What is being asked — Find every line below where the string "login" shows up, and copy those lines.

Dataset content —
*** Block opens ***

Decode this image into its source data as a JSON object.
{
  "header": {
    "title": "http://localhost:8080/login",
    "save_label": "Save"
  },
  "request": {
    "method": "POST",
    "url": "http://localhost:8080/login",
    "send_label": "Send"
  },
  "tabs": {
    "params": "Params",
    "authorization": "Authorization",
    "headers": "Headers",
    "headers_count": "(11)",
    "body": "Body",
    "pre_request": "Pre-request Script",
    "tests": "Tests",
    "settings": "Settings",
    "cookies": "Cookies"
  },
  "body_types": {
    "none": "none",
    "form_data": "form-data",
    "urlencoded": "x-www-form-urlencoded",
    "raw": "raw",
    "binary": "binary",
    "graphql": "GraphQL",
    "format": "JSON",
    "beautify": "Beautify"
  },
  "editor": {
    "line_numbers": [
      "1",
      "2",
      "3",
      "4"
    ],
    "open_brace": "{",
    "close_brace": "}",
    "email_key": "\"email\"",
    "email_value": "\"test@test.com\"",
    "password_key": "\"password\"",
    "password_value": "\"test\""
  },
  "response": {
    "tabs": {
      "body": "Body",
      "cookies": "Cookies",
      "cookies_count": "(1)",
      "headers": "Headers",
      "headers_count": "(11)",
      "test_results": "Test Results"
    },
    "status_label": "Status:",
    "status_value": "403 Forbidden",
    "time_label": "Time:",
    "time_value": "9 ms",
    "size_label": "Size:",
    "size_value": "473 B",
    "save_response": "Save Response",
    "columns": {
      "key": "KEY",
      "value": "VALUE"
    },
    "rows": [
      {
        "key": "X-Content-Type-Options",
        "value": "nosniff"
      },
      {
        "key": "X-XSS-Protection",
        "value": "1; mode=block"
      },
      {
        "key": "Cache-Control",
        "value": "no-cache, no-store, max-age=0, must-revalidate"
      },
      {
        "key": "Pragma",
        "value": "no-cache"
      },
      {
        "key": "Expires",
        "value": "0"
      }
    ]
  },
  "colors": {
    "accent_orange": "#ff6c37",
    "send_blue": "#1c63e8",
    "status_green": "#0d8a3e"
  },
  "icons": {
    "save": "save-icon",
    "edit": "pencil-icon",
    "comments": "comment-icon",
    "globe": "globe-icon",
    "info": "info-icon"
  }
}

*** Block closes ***

The answer —
    "title": "http://localhost:8080/login",
    "url": "http://localhost:8080/login",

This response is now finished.